TASK REQUIREMENTS:
Retype the data below without altering anything.
*** WORKING DATA Section Begins ***
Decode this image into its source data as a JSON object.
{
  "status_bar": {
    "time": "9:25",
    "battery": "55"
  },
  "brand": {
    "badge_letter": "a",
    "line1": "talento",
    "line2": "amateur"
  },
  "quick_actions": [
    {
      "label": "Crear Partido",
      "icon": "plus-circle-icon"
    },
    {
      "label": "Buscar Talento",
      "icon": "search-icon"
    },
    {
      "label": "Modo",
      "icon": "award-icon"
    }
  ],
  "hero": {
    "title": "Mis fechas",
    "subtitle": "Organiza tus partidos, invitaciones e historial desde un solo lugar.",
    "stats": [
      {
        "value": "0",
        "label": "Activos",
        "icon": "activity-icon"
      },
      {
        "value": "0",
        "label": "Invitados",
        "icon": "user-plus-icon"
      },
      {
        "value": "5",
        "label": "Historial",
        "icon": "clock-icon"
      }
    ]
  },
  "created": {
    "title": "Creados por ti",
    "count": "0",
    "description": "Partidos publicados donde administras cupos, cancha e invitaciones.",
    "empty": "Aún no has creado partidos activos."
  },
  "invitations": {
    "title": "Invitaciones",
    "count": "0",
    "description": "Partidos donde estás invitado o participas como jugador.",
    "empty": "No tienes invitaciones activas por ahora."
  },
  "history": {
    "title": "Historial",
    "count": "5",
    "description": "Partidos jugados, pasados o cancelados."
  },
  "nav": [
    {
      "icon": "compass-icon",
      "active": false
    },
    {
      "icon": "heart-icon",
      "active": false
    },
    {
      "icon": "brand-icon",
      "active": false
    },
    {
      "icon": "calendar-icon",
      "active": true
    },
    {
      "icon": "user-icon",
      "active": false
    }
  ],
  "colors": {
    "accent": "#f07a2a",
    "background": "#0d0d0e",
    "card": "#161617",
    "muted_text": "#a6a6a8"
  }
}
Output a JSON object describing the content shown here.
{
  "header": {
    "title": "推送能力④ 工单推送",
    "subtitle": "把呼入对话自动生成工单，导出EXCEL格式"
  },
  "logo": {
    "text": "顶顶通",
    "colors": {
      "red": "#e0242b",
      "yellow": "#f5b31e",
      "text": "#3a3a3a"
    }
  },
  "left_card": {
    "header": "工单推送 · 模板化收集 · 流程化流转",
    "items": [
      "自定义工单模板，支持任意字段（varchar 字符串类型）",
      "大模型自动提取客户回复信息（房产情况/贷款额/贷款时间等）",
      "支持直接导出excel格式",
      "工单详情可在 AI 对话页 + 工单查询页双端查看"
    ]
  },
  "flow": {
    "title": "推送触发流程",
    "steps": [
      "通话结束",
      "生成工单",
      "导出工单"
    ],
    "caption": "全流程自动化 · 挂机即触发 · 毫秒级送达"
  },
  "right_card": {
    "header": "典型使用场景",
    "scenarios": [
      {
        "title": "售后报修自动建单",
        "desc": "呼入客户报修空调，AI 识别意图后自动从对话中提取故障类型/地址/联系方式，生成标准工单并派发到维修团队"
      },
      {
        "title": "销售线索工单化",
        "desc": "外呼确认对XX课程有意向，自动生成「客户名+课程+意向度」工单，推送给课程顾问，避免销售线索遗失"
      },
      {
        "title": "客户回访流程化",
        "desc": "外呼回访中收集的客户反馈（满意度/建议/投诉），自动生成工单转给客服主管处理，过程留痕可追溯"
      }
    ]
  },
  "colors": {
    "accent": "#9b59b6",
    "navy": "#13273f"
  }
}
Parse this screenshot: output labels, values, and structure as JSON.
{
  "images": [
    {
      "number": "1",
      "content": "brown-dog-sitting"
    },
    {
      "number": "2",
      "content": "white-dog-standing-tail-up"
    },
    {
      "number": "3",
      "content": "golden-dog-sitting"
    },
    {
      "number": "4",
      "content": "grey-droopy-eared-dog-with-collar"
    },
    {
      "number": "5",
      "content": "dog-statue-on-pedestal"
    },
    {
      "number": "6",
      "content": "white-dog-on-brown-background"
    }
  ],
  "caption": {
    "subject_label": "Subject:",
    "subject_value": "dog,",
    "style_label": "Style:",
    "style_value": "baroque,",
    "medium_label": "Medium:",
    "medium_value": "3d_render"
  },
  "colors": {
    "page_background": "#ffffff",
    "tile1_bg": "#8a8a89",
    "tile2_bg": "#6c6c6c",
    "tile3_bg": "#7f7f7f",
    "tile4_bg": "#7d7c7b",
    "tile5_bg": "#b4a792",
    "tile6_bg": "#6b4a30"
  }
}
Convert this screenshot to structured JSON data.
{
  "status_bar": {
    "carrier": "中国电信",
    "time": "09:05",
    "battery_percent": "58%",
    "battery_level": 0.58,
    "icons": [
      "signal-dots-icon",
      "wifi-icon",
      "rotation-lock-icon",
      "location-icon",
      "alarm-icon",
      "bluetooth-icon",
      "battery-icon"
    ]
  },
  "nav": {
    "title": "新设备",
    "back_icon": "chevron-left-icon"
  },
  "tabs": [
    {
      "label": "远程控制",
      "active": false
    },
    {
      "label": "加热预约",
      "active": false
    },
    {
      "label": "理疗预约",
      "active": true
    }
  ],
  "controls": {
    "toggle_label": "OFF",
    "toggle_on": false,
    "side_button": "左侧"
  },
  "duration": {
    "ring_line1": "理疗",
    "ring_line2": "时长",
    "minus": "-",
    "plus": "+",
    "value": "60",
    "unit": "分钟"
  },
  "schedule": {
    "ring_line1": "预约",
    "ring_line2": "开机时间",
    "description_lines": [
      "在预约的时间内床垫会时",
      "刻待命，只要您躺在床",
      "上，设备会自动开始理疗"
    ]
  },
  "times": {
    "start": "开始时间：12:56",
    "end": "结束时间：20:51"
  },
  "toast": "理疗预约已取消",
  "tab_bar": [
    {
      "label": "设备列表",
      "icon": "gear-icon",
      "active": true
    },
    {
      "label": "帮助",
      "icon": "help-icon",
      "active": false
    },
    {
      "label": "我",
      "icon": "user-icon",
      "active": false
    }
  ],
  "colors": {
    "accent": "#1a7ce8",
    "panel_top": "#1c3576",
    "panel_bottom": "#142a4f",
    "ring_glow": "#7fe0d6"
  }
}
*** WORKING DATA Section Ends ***
EXPECTED ANSWER:
Decode this image into its source data as a JSON object.
{
  "status_bar": {
    "time": "9:25",
    "battery": "55"
  },
  "brand": {
    "badge_letter": "a",
    "line1": "talento",
    "line2": "amateur"
  },
  "quick_actions": [
    {
      "label": "Crear Partido",
      "icon": "plus-circle-icon"
    },
    {
      "label": "Buscar Talento",
      "icon": "search-icon"
    },
    {
      "label": "Modo",
      "icon": "award-icon"
    }
  ],
  "hero": {
    "title": "Mis fechas",
    "subtitle": "Organiza tus partidos, invitaciones e historial desde un solo lugar.",
    "stats": [
      {
        "value": "0",
        "label": "Activos",
        "icon": "activity-icon"
      },
      {
        "value": "0",
        "label": "Invitados",
        "icon": "user-plus-icon"
      },
      {
        "value": "5",
        "label": "Historial",
        "icon": "clock-icon"
      }
    ]
  },
  "created": {
    "title": "Creados por ti",
    "count": "0",
    "description": "Partidos publicados donde administras cupos, cancha e invitaciones.",
    "empty": "Aún no has creado partidos activos."
  },
  "invitations": {
    "title": "Invitaciones",
    "count": "0",
    "description": "Partidos donde estás invitado o participas como jugador.",
    "empty": "No tienes invitaciones activas por ahora."
  },
  "history": {
    "title": "Historial",
    "count": "5",
    "description": "Partidos jugados, pasados o cancelados."
  },
  "nav": [
    {
      "icon": "compass-icon",
      "active": false
    },
    {
      "icon": "heart-icon",
      "active": false
    },
    {
      "icon": "brand-icon",
      "active": false
    },
    {
      "icon": "calendar-icon",
      "active": true
    },
    {
      "icon": "user-icon",
      "active": false
    }
  ],
  "colors": {
    "accent": "#f07a2a",
    "background": "#0d0d0e",
    "card": "#161617",
    "muted_text": "#a6a6a8"
  }
}
Output a JSON object describing the content shown here.
{
  "header": {
    "title": "推送能力④ 工单推送",
    "subtitle": "把呼入对话自动生成工单，导出EXCEL格式"
  },
  "logo": {
    "text": "顶顶通",
    "colors": {
      "red": "#e0242b",
      "yellow": "#f5b31e",
      "text": "#3a3a3a"
    }
  },
  "left_card": {
    "header": "工单推送 · 模板化收集 · 流程化流转",
    "items": [
      "自定义工单模板，支持任意字段（varchar 字符串类型）",
      "大模型自动提取客户回复信息（房产情况/贷款额/贷款时间等）",
      "支持直接导出excel格式",
      "工单详情可在 AI 对话页 + 工单查询页双端查看"
    ]
  },
  "flow": {
    "title": "推送触发流程",
    "steps": [
      "通话结束",
      "生成工单",
      "导出工单"
    ],
    "caption": "全流程自动化 · 挂机即触发 · 毫秒级送达"
  },
  "right_card": {
    "header": "典型使用场景",
    "scenarios": [
      {
        "title": "售后报修自动建单",
        "desc": "呼入客户报修空调，AI 识别意图后自动从对话中提取故障类型/地址/联系方式，生成标准工单并派发到维修团队"
      },
      {
        "title": "销售线索工单化",
        "desc": "外呼确认对XX课程有意向，自动生成「客户名+课程+意向度」工单，推送给课程顾问，避免销售线索遗失"
      },
      {
        "title": "客户回访流程化",
        "desc": "外呼回访中收集的客户反馈（满意度/建议/投诉），自动生成工单转给客服主管处理，过程留痕可追溯"
      }
    ]
  },
  "colors": {
    "accent": "#9b59b6",
    "navy": "#13273f"
  }
}
Parse this screenshot: output labels, values, and structure as JSON.
{
  "images": [
    {
      "number": "1",
      "content": "brown-dog-sitting"
    },
    {
      "number": "2",
      "content": "white-dog-standing-tail-up"
    },
    {
      "number": "3",
      "content": "golden-dog-sitting"
    },
    {
      "number": "4",
      "content": "grey-droopy-eared-dog-with-collar"
    },
    {
      "number": "5",
      "content": "dog-statue-on-pedestal"
    },
    {
      "number": "6",
      "content": "white-dog-on-brown-background"
    }
  ],
  "caption": {
    "subject_label": "Subject:",
    "subject_value": "dog,",
    "style_label": "Style:",
    "style_value": "baroque,",
    "medium_label": "Medium:",
    "medium_value": "3d_render"
  },
  "colors": {
    "page_background": "#ffffff",
    "tile1_bg": "#8a8a89",
    "tile2_bg": "#6c6c6c",
    "tile3_bg": "#7f7f7f",
    "tile4_bg": "#7d7c7b",
    "tile5_bg": "#b4a792",
    "tile6_bg": "#6b4a30"
  }
}
Convert this screenshot to structured JSON data.
{
  "status_bar": {
    "carrier": "中国电信",
    "time": "09:05",
    "battery_percent": "58%",
    "battery_level": 0.58,
    "icons": [
      "signal-dots-icon",
      "wifi-icon",
      "rotation-lock-icon",
      "location-icon",
      "alarm-icon",
      "bluetooth-icon",
      "battery-icon"
    ]
  },
  "nav": {
    "title": "新设备",
    "back_icon": "chevron-left-icon"
  },
  "tabs": [
    {
      "label": "远程控制",
      "active": false
    },
    {
      "label": "加热预约",
      "active": false
    },
    {
      "label": "理疗预约",
      "active": true
    }
  ],
  "controls": {
    "toggle_label": "OFF",
    "toggle_on": false,
    "side_button": "左侧"
  },
  "duration": {
    "ring_line1": "理疗",
    "ring_line2": "时长",
    "minus": "-",
    "plus": "+",
    "value": "60",
    "unit": "分钟"
  },
  "schedule": {
    "ring_line1": "预约",
    "ring_line2": "开机时间",
    "description_lines": [
      "在预约的时间内床垫会时",
      "刻待命，只要您躺在床",
      "上，设备会自动开始理疗"
    ]
  },
  "times": {
    "start": "开始时间：12:56",
    "end": "结束时间：20:51"
  },
  "toast": "理疗预约已取消",
  "tab_bar": [
    {
      "label": "设备列表",
      "icon": "gear-icon",
      "active": true
    },
    {
      "label": "帮助",
      "icon": "help-icon",
      "active": false
    },
    {
      "label": "我",
      "icon": "user-icon",
      "active": false
    }
  ],
  "colors": {
    "accent": "#1a7ce8",
    "panel_top": "#1c3576",
    "panel_bottom": "#142a4f",
    "ring_glow": "#7fe0d6"
  }
}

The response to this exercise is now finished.